The researchers determined that their eggs consisted of a thin, calcium carbonate shell covering a soft, thick membrane that surrounded the developing pterosaur.
"This makes pterosaur eggs similar to that of the 'soft' eggs of some modern snakes," Wang said, explaining that the eggs therefore had to be laid "in a moist environment, because the eggs needed water from the outside."
The snake similarity makes sense, given that pterosaurs were reptiles and would have been distantly related. Although pterosaurs had wings and could fly, they did not give rise to birds. All pterosaurs went extinct at the end of the Cretaceous, when non-avian dinosaurs and many other animals also died out.
It's even possible that pterosaurs and the earliest birds were archenemies.
Scientists at the University of Chicago and the Field Museum recently found that there was a striking lack of diversity among the earliest known birds.
"There were no swans, no swallows, no herons, nothing like that," lead author Jonathan Mitchell said. "They were pretty much all between a sparrow and a crow."
One feasible explanation is that the literal early birds continuously had to compete with pterosaurs. Another is that birds were simply newer to the scene and hadn't had time yet to diversify. In the long run, however, birds won out, surviving the mass extinction that did in pterosaurs.
The eccentric and social flying reptiles may be long gone, but their lifestyle and looks still make quite an impression. They are, for example, the subject of a huge exhibition featured now through early 2015 at the American Museum of Natural History.

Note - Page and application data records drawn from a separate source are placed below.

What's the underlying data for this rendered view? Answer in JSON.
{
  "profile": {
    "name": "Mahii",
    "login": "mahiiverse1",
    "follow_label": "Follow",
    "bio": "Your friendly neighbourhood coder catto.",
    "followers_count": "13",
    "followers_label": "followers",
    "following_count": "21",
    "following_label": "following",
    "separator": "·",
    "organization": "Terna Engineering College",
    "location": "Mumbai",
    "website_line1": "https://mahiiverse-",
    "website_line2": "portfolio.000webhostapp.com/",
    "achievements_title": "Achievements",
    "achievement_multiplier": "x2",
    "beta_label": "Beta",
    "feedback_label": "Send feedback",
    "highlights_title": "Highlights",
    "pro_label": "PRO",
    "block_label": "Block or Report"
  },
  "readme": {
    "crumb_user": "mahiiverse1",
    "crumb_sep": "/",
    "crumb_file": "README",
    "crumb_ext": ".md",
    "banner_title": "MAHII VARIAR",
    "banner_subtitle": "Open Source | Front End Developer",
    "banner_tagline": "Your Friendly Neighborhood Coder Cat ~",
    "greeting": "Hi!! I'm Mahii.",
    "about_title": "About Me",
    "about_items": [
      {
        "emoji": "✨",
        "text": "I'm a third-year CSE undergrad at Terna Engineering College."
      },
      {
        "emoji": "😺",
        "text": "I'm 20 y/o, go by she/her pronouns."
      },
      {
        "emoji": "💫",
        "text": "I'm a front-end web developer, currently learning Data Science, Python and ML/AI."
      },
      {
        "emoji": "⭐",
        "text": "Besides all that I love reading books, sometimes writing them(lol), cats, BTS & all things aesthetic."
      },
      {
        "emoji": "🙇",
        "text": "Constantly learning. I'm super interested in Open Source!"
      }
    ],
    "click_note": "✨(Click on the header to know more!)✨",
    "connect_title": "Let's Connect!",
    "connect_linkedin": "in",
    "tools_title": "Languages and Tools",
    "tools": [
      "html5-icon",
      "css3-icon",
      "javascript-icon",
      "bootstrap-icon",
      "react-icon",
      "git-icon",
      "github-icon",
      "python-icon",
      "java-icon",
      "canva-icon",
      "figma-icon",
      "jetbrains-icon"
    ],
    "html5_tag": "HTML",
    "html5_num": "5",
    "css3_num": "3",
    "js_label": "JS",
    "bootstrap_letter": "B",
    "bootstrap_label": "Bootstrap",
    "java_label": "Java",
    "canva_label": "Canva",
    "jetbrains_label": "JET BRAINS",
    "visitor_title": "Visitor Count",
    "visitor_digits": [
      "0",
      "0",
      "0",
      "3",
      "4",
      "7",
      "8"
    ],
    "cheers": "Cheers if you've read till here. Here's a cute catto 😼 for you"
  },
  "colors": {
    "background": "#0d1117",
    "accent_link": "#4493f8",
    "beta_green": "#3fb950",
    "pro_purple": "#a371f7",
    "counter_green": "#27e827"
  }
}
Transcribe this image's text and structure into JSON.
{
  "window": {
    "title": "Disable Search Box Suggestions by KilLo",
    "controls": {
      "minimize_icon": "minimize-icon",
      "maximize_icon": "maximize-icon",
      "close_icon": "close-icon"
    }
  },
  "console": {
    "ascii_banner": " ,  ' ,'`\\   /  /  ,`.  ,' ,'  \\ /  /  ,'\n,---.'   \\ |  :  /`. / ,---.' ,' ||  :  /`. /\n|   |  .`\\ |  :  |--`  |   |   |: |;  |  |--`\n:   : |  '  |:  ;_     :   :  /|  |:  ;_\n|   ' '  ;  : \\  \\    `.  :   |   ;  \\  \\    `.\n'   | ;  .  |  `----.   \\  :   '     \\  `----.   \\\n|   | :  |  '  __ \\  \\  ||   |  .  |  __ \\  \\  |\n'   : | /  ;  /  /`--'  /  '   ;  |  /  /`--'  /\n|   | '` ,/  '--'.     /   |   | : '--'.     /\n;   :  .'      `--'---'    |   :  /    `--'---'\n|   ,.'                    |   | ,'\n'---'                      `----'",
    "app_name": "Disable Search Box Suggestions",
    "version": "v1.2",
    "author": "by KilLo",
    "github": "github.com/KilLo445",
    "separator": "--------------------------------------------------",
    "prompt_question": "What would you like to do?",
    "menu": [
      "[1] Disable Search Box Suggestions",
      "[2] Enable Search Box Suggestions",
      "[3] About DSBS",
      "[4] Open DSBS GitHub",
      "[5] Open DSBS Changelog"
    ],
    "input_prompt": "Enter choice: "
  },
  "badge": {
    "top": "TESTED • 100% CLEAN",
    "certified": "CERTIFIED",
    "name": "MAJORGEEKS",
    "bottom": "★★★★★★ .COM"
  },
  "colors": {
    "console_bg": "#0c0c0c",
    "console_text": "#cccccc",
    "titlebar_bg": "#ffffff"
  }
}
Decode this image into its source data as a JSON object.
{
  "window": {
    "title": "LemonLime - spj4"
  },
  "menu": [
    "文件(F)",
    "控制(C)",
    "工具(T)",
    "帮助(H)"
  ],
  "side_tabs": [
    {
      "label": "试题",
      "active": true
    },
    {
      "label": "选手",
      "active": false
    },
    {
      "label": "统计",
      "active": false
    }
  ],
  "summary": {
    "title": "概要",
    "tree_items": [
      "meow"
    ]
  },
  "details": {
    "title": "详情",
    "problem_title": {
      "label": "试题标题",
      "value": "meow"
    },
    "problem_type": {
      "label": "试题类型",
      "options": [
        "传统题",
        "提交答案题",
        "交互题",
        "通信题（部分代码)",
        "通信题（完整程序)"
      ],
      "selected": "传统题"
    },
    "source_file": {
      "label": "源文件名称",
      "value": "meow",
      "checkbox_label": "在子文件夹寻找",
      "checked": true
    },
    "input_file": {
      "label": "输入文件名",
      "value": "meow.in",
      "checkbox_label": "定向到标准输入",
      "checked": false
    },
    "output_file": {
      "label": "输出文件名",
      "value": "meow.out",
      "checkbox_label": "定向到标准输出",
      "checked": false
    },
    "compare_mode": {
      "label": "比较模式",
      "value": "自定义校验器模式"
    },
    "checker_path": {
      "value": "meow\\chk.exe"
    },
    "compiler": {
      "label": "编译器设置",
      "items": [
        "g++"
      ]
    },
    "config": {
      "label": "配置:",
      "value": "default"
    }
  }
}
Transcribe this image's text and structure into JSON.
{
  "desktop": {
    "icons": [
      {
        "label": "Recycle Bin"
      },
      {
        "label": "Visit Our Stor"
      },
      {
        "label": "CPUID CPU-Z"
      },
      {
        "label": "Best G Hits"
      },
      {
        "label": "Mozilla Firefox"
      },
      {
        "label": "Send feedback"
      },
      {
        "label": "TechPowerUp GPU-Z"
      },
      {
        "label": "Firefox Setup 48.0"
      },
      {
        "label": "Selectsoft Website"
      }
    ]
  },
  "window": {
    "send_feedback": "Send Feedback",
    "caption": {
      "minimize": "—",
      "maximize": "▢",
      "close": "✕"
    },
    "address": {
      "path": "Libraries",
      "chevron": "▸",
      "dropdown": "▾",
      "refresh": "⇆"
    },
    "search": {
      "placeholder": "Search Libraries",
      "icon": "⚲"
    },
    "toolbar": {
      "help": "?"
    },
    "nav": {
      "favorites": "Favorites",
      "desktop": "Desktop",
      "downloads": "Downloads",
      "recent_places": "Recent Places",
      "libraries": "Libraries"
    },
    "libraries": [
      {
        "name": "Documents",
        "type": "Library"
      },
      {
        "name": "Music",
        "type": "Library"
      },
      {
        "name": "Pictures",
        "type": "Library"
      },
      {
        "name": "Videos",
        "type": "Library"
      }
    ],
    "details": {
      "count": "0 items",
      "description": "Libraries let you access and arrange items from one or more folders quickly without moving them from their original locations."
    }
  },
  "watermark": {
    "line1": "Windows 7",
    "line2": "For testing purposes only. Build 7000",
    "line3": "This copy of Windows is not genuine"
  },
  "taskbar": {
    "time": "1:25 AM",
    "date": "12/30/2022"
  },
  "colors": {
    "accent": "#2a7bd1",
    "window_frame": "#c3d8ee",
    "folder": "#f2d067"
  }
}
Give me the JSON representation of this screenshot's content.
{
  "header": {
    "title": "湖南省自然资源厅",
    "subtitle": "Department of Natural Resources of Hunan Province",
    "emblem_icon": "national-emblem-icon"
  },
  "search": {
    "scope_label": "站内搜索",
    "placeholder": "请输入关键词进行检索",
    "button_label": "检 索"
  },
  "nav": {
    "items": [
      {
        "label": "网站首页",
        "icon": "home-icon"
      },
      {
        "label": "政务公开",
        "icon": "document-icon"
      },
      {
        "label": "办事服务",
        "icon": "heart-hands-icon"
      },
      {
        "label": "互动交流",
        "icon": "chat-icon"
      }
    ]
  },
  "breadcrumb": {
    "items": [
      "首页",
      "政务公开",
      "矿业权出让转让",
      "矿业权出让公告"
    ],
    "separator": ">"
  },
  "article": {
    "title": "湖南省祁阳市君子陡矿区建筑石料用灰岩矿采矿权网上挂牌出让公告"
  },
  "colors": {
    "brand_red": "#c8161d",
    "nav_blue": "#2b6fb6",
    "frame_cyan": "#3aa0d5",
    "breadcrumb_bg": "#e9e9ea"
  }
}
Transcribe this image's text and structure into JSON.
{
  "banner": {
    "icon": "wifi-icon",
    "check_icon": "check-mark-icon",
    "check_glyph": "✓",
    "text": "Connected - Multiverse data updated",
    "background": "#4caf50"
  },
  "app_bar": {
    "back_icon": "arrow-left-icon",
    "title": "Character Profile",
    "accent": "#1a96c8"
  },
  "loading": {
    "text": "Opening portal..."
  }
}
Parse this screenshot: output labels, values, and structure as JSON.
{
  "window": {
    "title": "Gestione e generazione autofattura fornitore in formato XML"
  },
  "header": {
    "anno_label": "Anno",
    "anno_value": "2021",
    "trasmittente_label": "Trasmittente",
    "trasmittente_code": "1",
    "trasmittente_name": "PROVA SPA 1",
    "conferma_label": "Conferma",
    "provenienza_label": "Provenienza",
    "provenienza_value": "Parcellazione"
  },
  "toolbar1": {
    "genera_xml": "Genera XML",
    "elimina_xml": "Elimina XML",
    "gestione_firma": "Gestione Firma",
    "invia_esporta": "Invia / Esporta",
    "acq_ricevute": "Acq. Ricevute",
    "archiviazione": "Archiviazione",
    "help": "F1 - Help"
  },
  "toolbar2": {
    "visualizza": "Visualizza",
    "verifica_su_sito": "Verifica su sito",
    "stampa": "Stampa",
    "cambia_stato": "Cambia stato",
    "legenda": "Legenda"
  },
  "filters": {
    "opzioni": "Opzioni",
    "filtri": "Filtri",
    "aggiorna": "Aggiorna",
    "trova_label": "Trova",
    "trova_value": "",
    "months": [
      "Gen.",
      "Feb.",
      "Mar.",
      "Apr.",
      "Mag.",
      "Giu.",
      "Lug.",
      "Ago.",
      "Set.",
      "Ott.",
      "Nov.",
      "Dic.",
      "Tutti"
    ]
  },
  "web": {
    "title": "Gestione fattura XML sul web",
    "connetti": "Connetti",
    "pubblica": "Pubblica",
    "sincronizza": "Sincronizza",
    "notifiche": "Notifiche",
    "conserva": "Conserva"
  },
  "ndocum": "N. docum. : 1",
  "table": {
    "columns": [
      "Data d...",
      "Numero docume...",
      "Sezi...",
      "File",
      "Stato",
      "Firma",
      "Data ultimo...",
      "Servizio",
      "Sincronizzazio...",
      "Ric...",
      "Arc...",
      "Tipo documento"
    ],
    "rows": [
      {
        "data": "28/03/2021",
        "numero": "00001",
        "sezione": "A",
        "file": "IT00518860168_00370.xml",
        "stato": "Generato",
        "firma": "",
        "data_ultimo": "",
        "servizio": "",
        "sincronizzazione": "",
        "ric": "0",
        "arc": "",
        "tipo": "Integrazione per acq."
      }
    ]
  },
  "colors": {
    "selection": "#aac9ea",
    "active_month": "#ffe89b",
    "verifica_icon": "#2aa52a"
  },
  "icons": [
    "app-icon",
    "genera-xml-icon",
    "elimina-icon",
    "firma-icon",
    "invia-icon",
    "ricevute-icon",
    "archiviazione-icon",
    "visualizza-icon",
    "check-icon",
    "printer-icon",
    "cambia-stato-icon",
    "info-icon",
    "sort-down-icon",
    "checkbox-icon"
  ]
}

As American Museum of Natural History spokesperson Kendra Snyder told Discovery News, "Pterosaurs were winged reptiles that flew with their fingers, walked on their wings, and ranged from the size of a sparrow to that of an F-16 fighter jet."